Podobnik, M. et al. Crystal structure of an invertebrate cytolysin pore reveals unique properties and mechanism of assembly. Nat. Commun. 7, 11598 (2016).
This work was supported by Wellcome Trust grant 093008/Z/10/Z and MRC grant MR/L008246/1. M.K.H. is a Wellcome Trust Investigator. We thank K. Gull and S. Dean for assistance with monoclonal antibody generation. We also thank the beamline scientists at Diamond Light Source beamline I03, BioSAXS P12 beamline EMBL Hamburg and D. Staunton for assistance with biophysics equipment. S.M. and C.V.R. acknowledge with thanks funding from a MRC programme grant (MR/N020413/1) and a Wellcome Trust Instrument Grant (WT 104923/Z/14/Z) for the HDX platform.
The authors declare no competing financial interests.
Publisher’s note: Springer Nature remains neutral with regard to jurisdictional claims in published maps and institutional affiliations.
About this article
Cite this article
Zoll, S., Lane-Serff, H., Mehmood, S. et al. The structure of serum resistance-associated protein and its implications for human African trypanosomiasis.
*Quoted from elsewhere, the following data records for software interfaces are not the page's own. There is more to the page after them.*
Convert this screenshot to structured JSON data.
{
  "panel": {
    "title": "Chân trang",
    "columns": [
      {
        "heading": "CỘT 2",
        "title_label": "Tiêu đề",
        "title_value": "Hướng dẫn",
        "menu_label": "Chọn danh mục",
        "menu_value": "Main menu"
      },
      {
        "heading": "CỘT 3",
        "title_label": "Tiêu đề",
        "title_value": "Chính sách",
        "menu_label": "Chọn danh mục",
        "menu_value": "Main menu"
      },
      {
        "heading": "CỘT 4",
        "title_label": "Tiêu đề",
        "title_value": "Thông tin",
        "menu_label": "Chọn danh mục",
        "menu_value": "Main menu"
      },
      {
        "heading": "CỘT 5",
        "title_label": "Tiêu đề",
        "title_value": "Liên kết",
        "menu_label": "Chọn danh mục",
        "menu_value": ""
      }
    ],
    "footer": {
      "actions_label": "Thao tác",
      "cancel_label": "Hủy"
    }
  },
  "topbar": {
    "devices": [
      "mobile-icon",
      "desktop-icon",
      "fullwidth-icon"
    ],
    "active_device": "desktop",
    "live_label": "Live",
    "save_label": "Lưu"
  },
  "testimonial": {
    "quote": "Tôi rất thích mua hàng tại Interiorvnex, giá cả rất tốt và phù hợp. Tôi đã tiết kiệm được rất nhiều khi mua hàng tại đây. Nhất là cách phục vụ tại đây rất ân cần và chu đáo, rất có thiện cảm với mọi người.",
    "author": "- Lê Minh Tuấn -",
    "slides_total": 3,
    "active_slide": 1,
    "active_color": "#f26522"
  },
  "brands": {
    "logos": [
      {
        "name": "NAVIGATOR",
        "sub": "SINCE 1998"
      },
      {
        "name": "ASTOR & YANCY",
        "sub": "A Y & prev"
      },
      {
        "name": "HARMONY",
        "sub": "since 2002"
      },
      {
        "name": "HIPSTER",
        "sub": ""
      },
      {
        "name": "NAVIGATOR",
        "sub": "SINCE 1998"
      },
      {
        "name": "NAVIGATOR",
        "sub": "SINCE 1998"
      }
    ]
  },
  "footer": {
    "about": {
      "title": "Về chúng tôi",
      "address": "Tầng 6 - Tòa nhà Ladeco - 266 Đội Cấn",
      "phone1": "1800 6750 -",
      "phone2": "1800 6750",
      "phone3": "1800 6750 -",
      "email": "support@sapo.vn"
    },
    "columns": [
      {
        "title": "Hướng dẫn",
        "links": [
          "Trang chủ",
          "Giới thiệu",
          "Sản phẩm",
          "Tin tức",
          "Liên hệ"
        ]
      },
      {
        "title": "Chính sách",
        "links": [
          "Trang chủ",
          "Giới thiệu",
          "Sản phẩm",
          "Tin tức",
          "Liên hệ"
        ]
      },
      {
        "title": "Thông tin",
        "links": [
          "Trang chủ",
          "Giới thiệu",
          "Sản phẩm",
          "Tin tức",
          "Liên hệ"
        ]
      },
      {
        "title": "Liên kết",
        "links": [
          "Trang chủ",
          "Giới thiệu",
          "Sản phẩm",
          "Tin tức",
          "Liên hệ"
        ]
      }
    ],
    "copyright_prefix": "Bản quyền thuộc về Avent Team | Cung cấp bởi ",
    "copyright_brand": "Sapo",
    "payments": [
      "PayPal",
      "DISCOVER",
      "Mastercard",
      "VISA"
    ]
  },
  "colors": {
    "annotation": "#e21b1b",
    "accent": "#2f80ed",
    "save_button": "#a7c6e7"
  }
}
Nat Microbiol 3, 295–301 (2018). https://doi.org/10.1038/s41564-017-0085-3
Nature Microbiology (2021)